■ Entries provided ■
◆ ◆ ◆
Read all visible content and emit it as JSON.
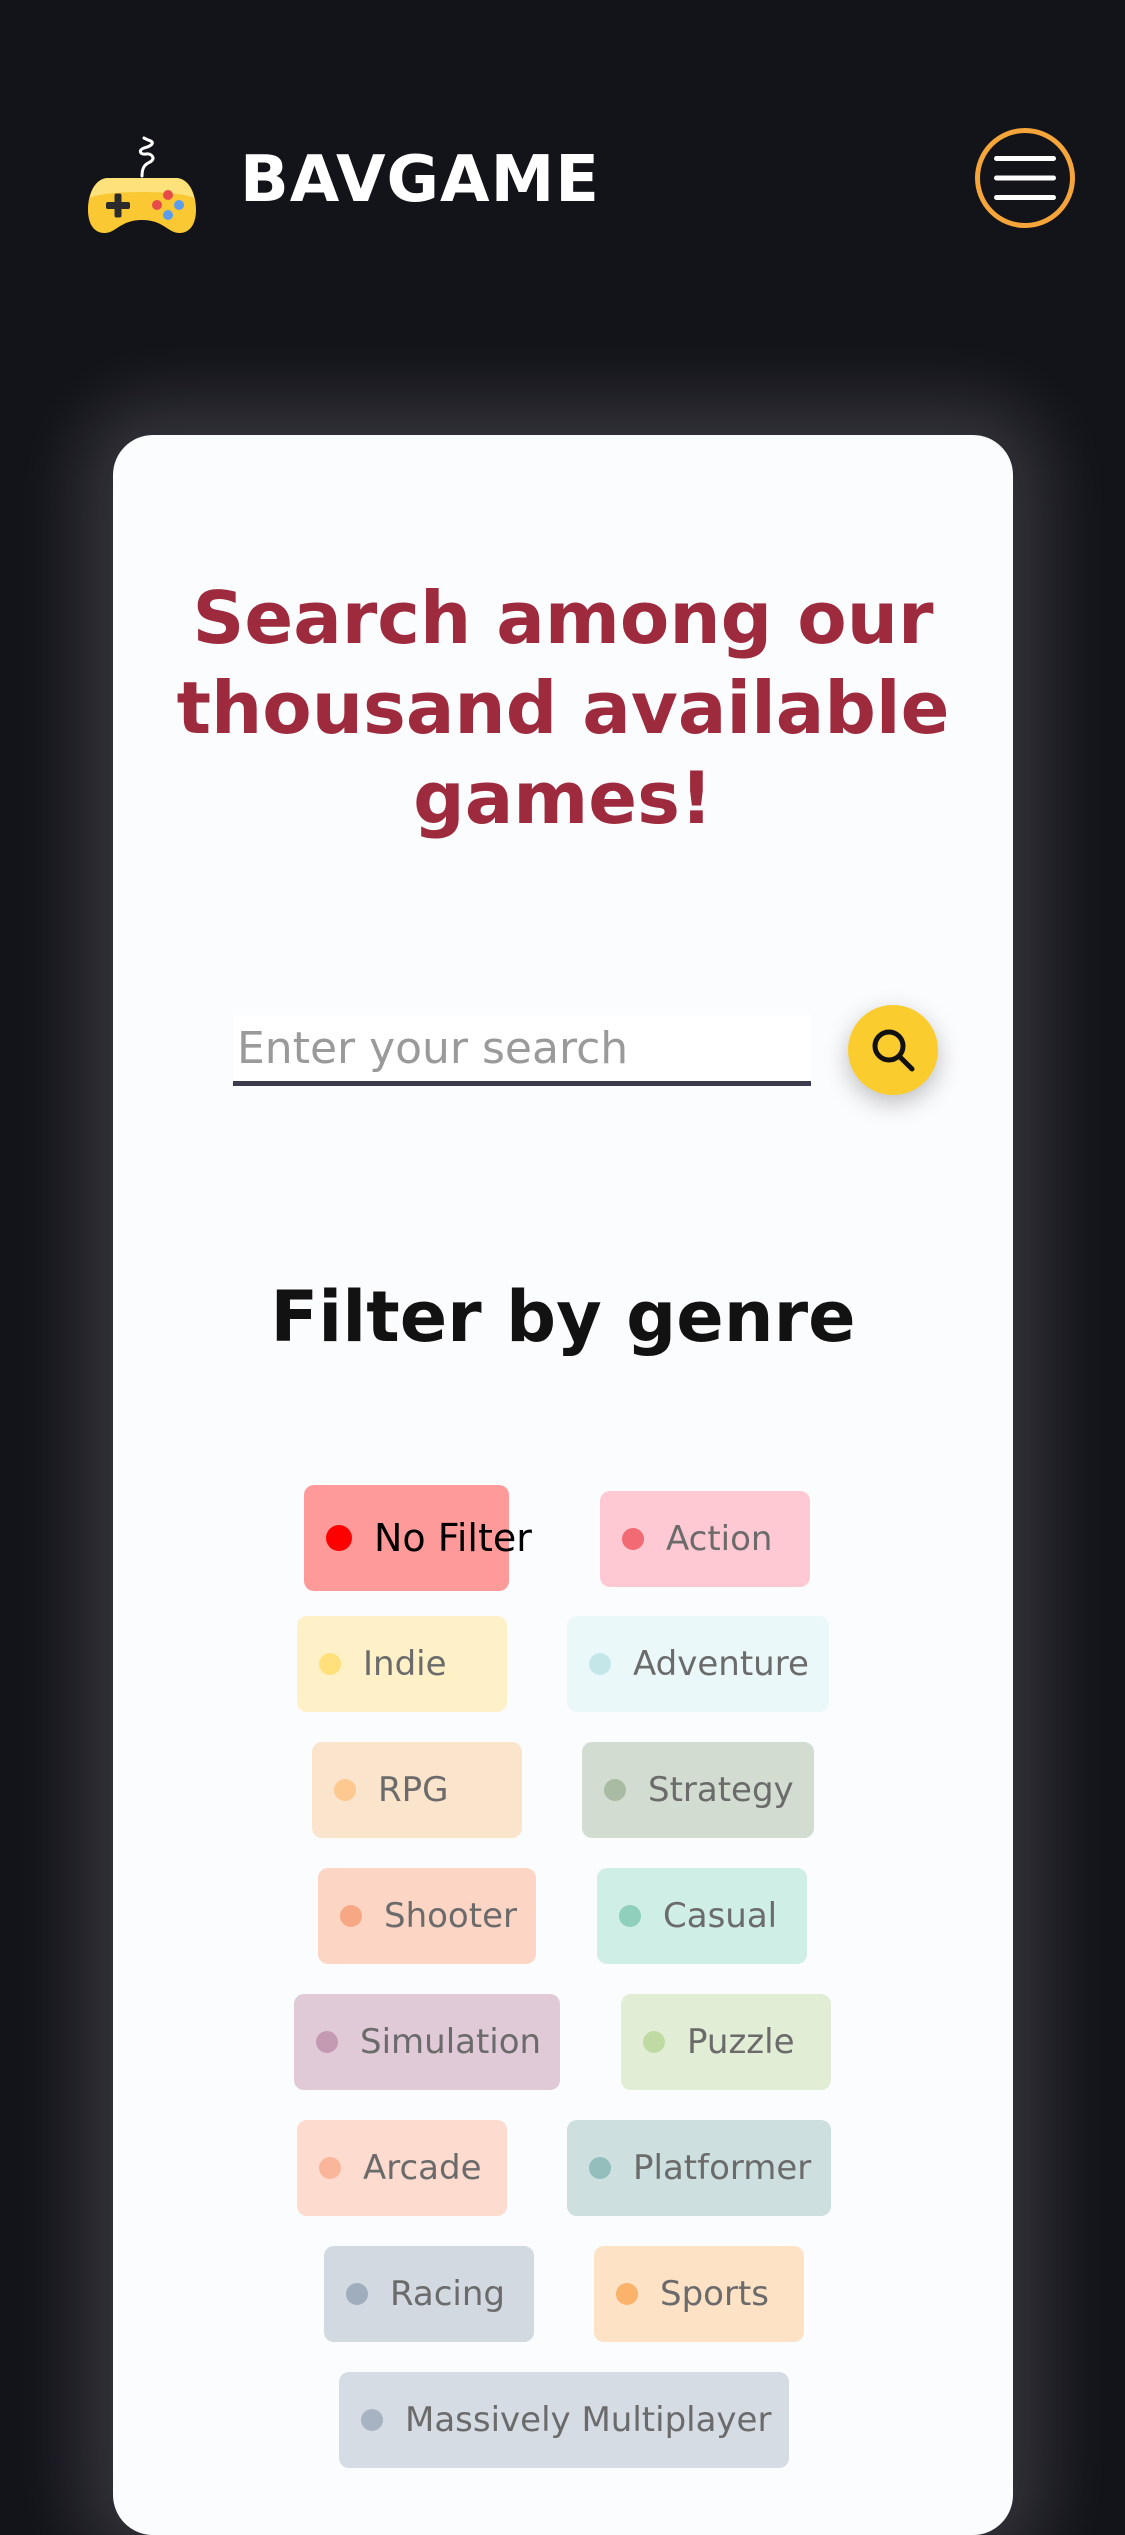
{
  "header": {
    "brand": "BAVGAME",
    "logo_icon": "gamepad-icon",
    "menu_icon": "hamburger-menu-icon",
    "accent_color": "#f5a53a"
  },
  "main": {
    "headline_lines": [
      "Search among our",
      "thousand available",
      "games!"
    ],
    "search": {
      "placeholder": "Enter your search",
      "value": "",
      "button_icon": "search-icon"
    },
    "filter_title": "Filter by genre",
    "genres": [
      {
        "label": "No Filter",
        "active": true,
        "bg": "#ff9a9a",
        "dot": "#ff0000"
      },
      {
        "label": "Action",
        "active": false,
        "bg": "#ffc9d3",
        "dot": "#f26a73"
      },
      {
        "label": "Indie",
        "active": false,
        "bg": "#fff1c7",
        "dot": "#ffe07a"
      },
      {
        "label": "Adventure",
        "active": false,
        "bg": "#eaf8f9",
        "dot": "#c5e6e8"
      },
      {
        "label": "RPG",
        "active": false,
        "bg": "#fbe4cc",
        "dot": "#fdc991"
      },
      {
        "label": "Strategy",
        "active": false,
        "bg": "#d2dcd0",
        "dot": "#a9bba3"
      },
      {
        "label": "Shooter",
        "active": false,
        "bg": "#fcd5c4",
        "dot": "#f6a885"
      },
      {
        "label": "Casual",
        "active": false,
        "bg": "#cfeee5",
        "dot": "#8fcfbc"
      },
      {
        "label": "Simulation",
        "active": false,
        "bg": "#e1cad7",
        "dot": "#c49ab3"
      },
      {
        "label": "Puzzle",
        "active": false,
        "bg": "#e2edd5",
        "dot": "#bfdba3"
      },
      {
        "label": "Arcade",
        "active": false,
        "bg": "#fddccf",
        "dot": "#fab69b"
      },
      {
        "label": "Platformer",
        "active": false,
        "bg": "#cde0df",
        "dot": "#94bebc"
      },
      {
        "label": "Racing",
        "active": false,
        "bg": "#d2d9e0",
        "dot": "#9fadbd"
      },
      {
        "label": "Sports",
        "active": false,
        "bg": "#fde2c6",
        "dot": "#fbb26a"
      },
      {
        "label": "Massively Multiplayer",
        "active": false,
        "bg": "#d6dce4",
        "dot": "#a7b3c2"
      }
    ]
  }
}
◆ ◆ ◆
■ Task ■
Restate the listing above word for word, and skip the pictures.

■ Response to this exercise ■
Read all visible content and emit it as JSON.
{
  "header": {
    "brand": "BAVGAME",
    "logo_icon": "gamepad-icon",
    "menu_icon": "hamburger-menu-icon",
    "accent_color": "#f5a53a"
  },
  "main": {
    "headline_lines": [
      "Search among our",
      "thousand available",
      "games!"
    ],
    "search": {
      "placeholder": "Enter your search",
      "value": "",
      "button_icon": "search-icon"
    },
    "filter_title": "Filter by genre",
    "genres": [
      {
        "label": "No Filter",
        "active": true,
        "bg": "#ff9a9a",
        "dot": "#ff0000"
      },
      {
        "label": "Action",
        "active": false,
        "bg": "#ffc9d3",
        "dot": "#f26a73"
      },
      {
        "label": "Indie",
        "active": false,
        "bg": "#fff1c7",
        "dot": "#ffe07a"
      },
      {
        "label": "Adventure",
        "active": false,
        "bg": "#eaf8f9",
        "dot": "#c5e6e8"
      },
      {
        "label": "RPG",
        "active": false,
        "bg": "#fbe4cc",
        "dot": "#fdc991"
      },
      {
        "label": "Strategy",
        "active": false,
        "bg": "#d2dcd0",
        "dot": "#a9bba3"
      },
      {
        "label": "Shooter",
        "active": false,
        "bg": "#fcd5c4",
        "dot": "#f6a885"
      },
      {
        "label": "Casual",
        "active": false,
        "bg": "#cfeee5",
        "dot": "#8fcfbc"
      },
      {
        "label": "Simulation",
        "active": false,
        "bg": "#e1cad7",
        "dot": "#c49ab3"
      },
      {
        "label": "Puzzle",
        "active": false,
        "bg": "#e2edd5",
        "dot": "#bfdba3"
      },
      {
        "label": "Arcade",
        "active": false,
        "bg": "#fddccf",
        "dot": "#fab69b"
      },
      {
        "label": "Platformer",
        "active": false,
        "bg": "#cde0df",
        "dot": "#94bebc"
      },
      {
        "label": "Racing",
        "active": false,
        "bg": "#d2d9e0",
        "dot": "#9fadbd"
      },
      {
        "label": "Sports",
        "active": false,
        "bg": "#fde2c6",
        "dot": "#fbb26a"
      },
      {
        "label": "Massively Multiplayer",
        "active": false,
        "bg": "#d6dce4",
        "dot": "#a7b3c2"
      }
    ]
  }
}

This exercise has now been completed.